The media often reports that doctors are dropping Medicare patients because they are “losing money on Medicare.” Given the vagaries of the Medicare fee-setting process, it’s definitely the case that certain medical procedures are under-reimbursed, and that others are over-reimbursed, creating winners and losers within the medical profession. More generally, do doctors really lose money by simply seeing a Medicare patient for an office visit? This American College of Physicians blog post claims that is the case.
It’s possible to perform some simple calculations to check the veracity of this claim. Assume that a doctor sees 16 patients a day for half an hour each, for 8 hours of patient time per day.

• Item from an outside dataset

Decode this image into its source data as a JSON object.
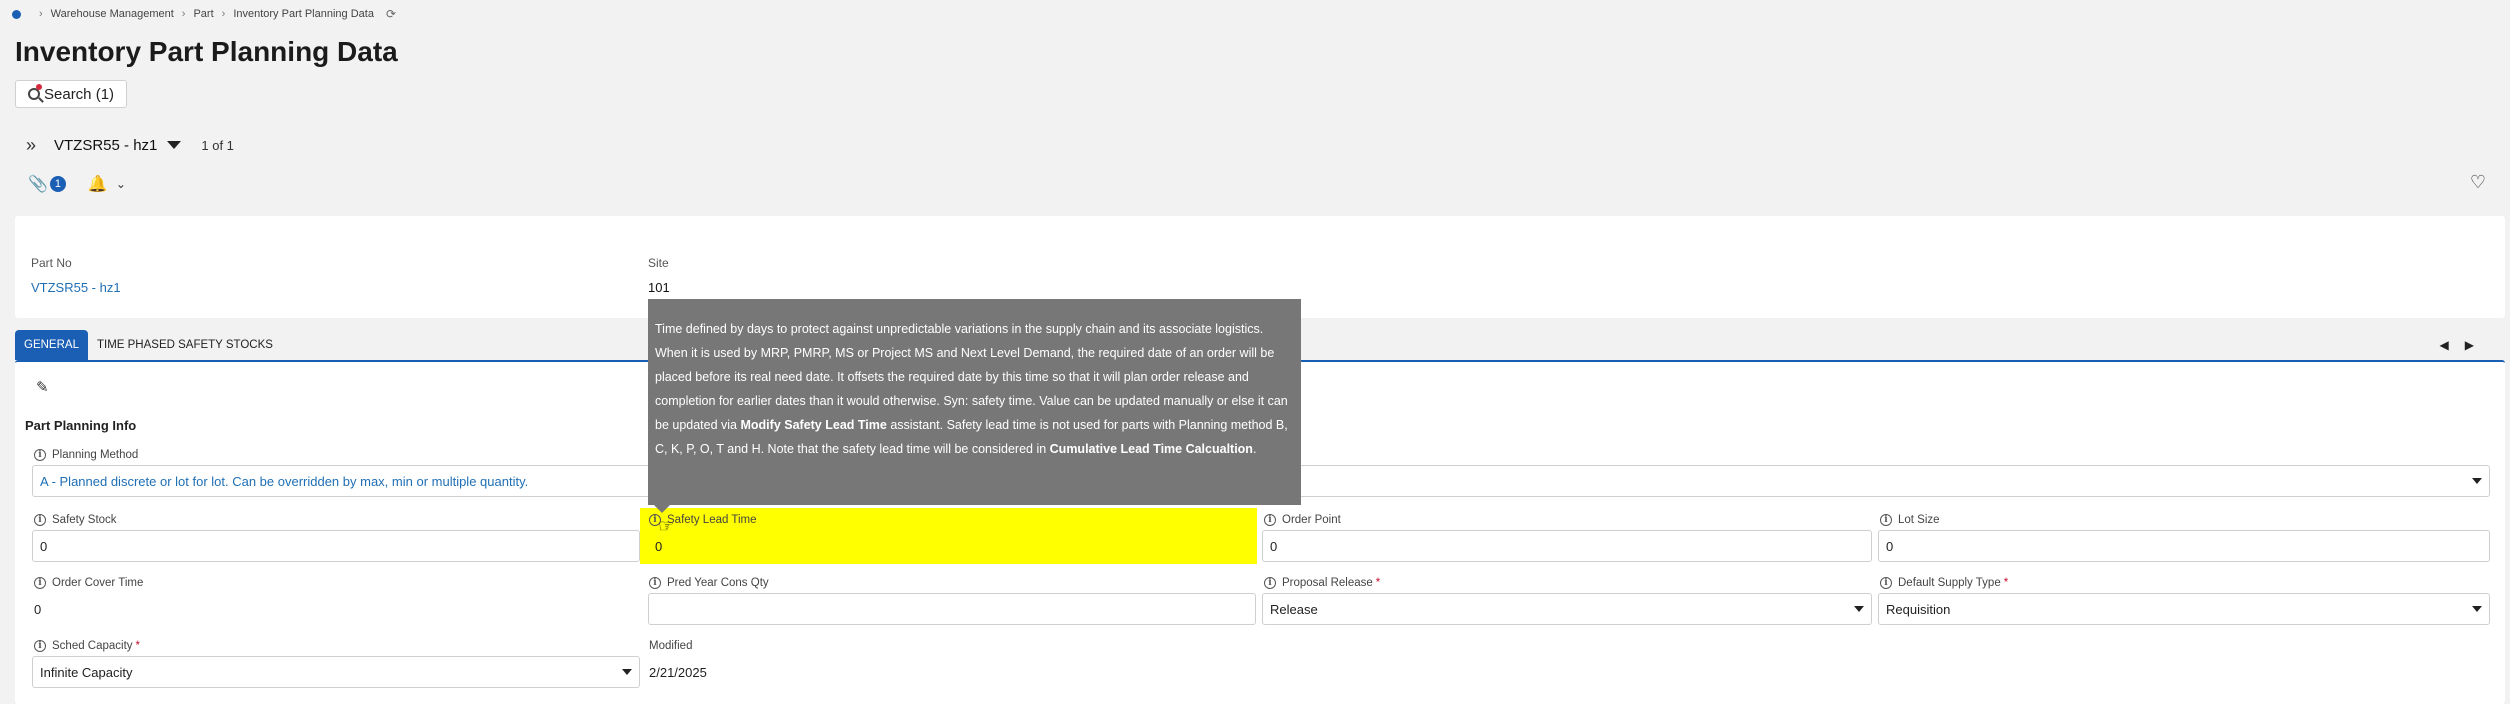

With two hours of overtime work that makes for a 10 hour day, or 50 hours per week. That’s busy, but not an uncommon workweek for many professionals in the US. If the physician works 48 weeks per year, 5 days a week, that’s a potential 3840 patient visits a year. Assuming a 10% vacancy rate in appointments, whether due to cancellations, additional vacation, or otherwise, this leaves 3456 appointments per year.
Medicare reimburses office visits at around $85 per visit , though precise reimbursements vary by region. At $85 per visit, a primary care physician seeing nothing but Medicare patients could expect to receive $293,760 in annual reimbursements. Subtracting out the physician’s annual overhead provides an estimate of the physician’s salary. According to this physicians’ overhead spreadsheet, 50% is a good target for a primary care physician’s overhead. Overhead cannot fall below 100-150k for most physicians, as many expenses are fixed. This would leave our example physician with net income of roughly $147,000 annually.

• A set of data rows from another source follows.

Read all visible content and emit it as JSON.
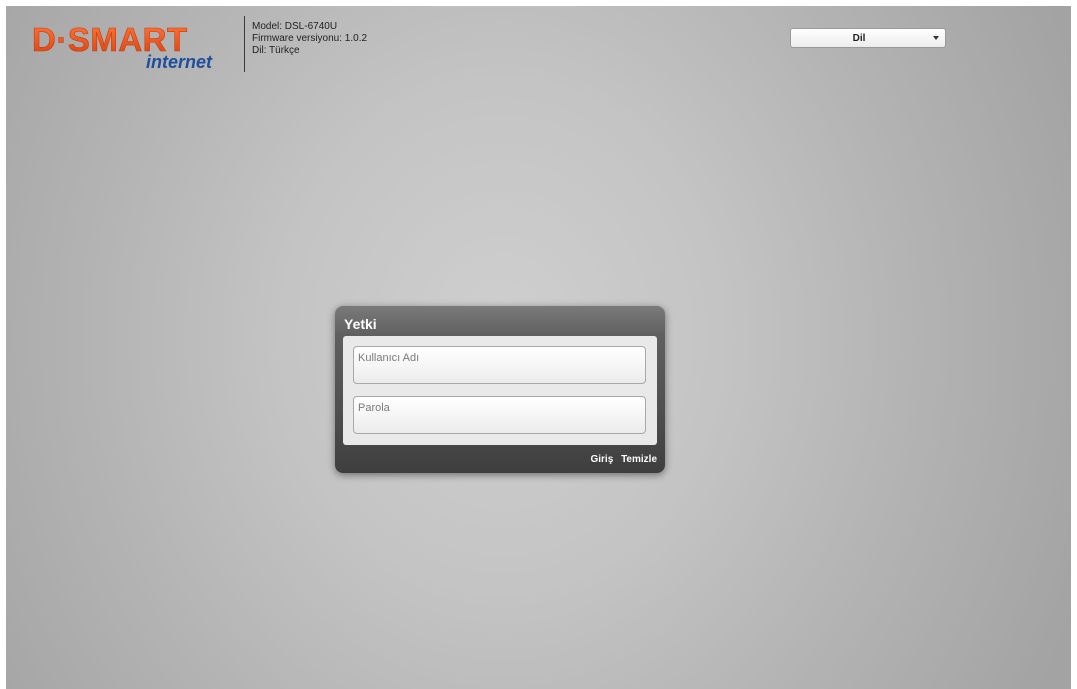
{
  "brand": {
    "logo_main": "D·SMART",
    "logo_sub": "internet",
    "logo_color": "#e8541c",
    "logo_sub_color": "#1f4f9c"
  },
  "device": {
    "model": "Model: DSL-6740U",
    "firmware": "Firmware versiyonu:  1.0.2",
    "language": "Dil: Türkçe"
  },
  "language_select": {
    "value": "Dil"
  },
  "login": {
    "title": "Yetki",
    "username_placeholder": "Kullanıcı Adı",
    "password_placeholder": "Parola",
    "login_label": "Giriş",
    "clear_label": "Temizle"
  }
}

This isn’t a terrible income, as it’s more than triple the average American income, but it is slightly less than primary care physicians’ average pay nationwide. These numbers do show conclusively that it is possible for a family practice physician to make a living on Medicare patients alone!
While Medicare reimbursements may be sufficient for a primary care physician to make ends meet, what is the situation with Medicaid reimbursements? Medicaid pays significantly less than Medicare, with reimbursements averaging roughly 60% of Medicare. This implies that Medicaid would pay less than $50 for an office visit. If our example doctor saw only Medicaid patients, they would gross $172,800 in annual reimbursements. Unfortunately, overhead costs tend to be fixed, so the doctor would still have around $147,000 in overhead, leaving a net income of only $26,000! This helps explain why only 40% of doctors nationwide will accept all Medicaid patients.
With hard work, it is possible to make an extraordinary living even from Medicare and Medicaid reimbursements. I know a family practice physician who works incredibly hard, seeing patients 6 1/2 days a week for 10-12 hours a day, and averaging close to 40 patients a day! He lives in a poor community with many Medicaid patients, but his patient volume (due in part to his efficiency, seeing a patient every 15 minutes) makes up the difference since overhead is relatively fixed. By having over 12,000 appointments a year, this doctor is able to take home roughly half a million per year, likely in the top 1% of all family practice doctors nationwide. While this cannot be expected of all doctors, it is possible to make money while serving the poor on Medicaid!
 This link provides example reimbursement amounts for pediatricians in Colorado based on both Medicaid and Medicare schedules. While reimbursement varies by type of procedure and geography (Medicare bases reimbursement in part on local costs), $85 seems appropriate based on this data. Physicians are sometimes able to bill multiple codes for a single visit, increasing their potential reimbursement.